A systematic review and meta-analysis of studies on non-alcoholic fatty liver disease (NAFLD) found that 40% of people with the condition were nonobese, and 20% were lean. These results were published in The Lancet Gastroenterology and Hepatology.
“Although the pathophysiology of nonobese NAFLD is still not clear, these findings suggest that metabolically unhealthy individuals are at increased risk of fatty liver disease compared with healthy individuals, irrespective of body mass index categories,” wrote researchers who were not involved with the original study in a commentary. “An immediate implication of these findings is the need for new criteria for diagnosis of fatty liver disease associated with metabolic dysfunction that take into consideration the importance of metabolic health.”
Arising from the accumulation of fat in the liver, NAFLD and its more severe form, non-alcoholic steatohepatitis (NASH), are responsible for a growing proportion of advanced liver disease worldwide. As a result of inflammation, NAFLD can lead to the buildup of scar tissue (fibrosis), cirrhosis (advanced scarring) and even liver cancer. With no effective approved medical therapies, disease management is dependent on lifestyle changes such as weight loss and exercise.
While NAFLD is most often linked to obesity, it is also observed in nonobese and lean individuals. Qing Ye, MD, of Stanford University Medical Center in California, and colleagues sought to establish the global prevalence and outcomes of nonobese and lean people with NAFLD.
The team combed through the databases PubMed (including MEDLINE), Embase, Scopus and the Cochrane Library through May 1, 2019. The team short-listed a total of 93 studies representing data from 24 nations. These studies included weight-stratified data on people with NAFLD.

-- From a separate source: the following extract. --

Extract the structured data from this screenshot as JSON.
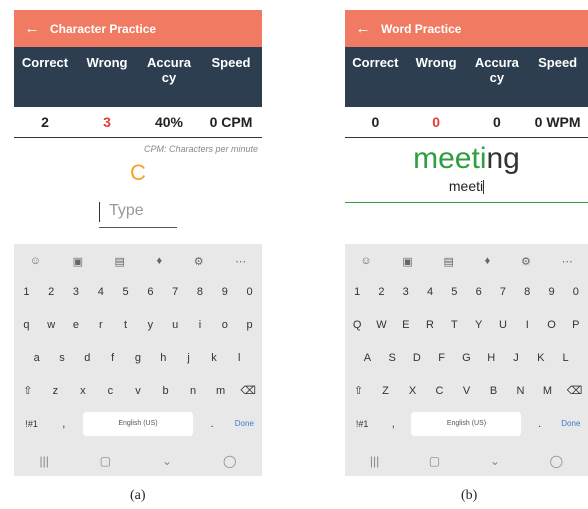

They analyzed the prevalence of nonobese NAFLD cases in three different ways. First, they noted the prevalence of nonobese individuals within the NAFLD population. Second, they calculated the prevalence of nonobese people with NAFLD within the general population. Third, they calculated the occurrence of NAFLD among the nonobese population. They also analyzed the long-term outcomes of nonobese and lean people with NAFLD.
Of the short-listed studies, the authors used 84 studies for the prevalence (total existing cases) analysis, five studies for the incidence (new cases) analysis and eight studies for the analysis of long-term outcomes.
Analyzing the NAFLD population, the researchers found that 19% were lean and 41% were nonobese. While not obese, these people were as metabolically unhealthy as obese individuals with NAFLD.
Within the general population, the prevalence of nonobese NAFLD varied widely—from 25% in Malaysia to 50% in Austria. Across the various studies, about 5% of the general population had lean NAFLD, and 12% had nonobese NAFLD.
Some 20% of the nonobese population had NAFLD. Asian countries (38%) had a lower prevalence of nonobese NAFLD compared with European nations (50%).
Among the nonobese population, the incidence of NAFLD was 24.6 per 1,000 person-years, a measure of the number of such cases within a certain period of time. Moreover, of these lean or nonobese people with NAFLD, 39% had NASH, 29% had fibrosis and 3% had cirrhosis.
Within this group, mortality rates were high. The incidence of all-cause mortality was 12.1 per 1,000 person-years, liver-related mortality was 4.1 per 1,000 person-years, cardiovascular-related mortality was 4 per 1,000 person-years, new onset diabetes was 12.6 per 1,000 person-years, new onset cardiovascular disease was 18.7 per 1,000 person-years and new onset hypertension was 56.1 per 1,000 person-years.
In conclusion, some 40% of the worldwide population with NAFLD were considered to be nonobese, while one fifth were considered to be lean. Moreover, both groups showed significant signs of liver-related and other comorbidities. However, these findings were limited by the high variability seen across the numerous studies.
“These findings suggest that obesity should not be the sole criterion for NAFLD screening,” wrote the study authors. “Moreover, clinical trials of treatments for NAFLD should include participants across all body mass index ranges.”
Click here to read the study abstract in The Lancet Gastroenterology and Hepatology.
Click here to learn more about fatty liver disease.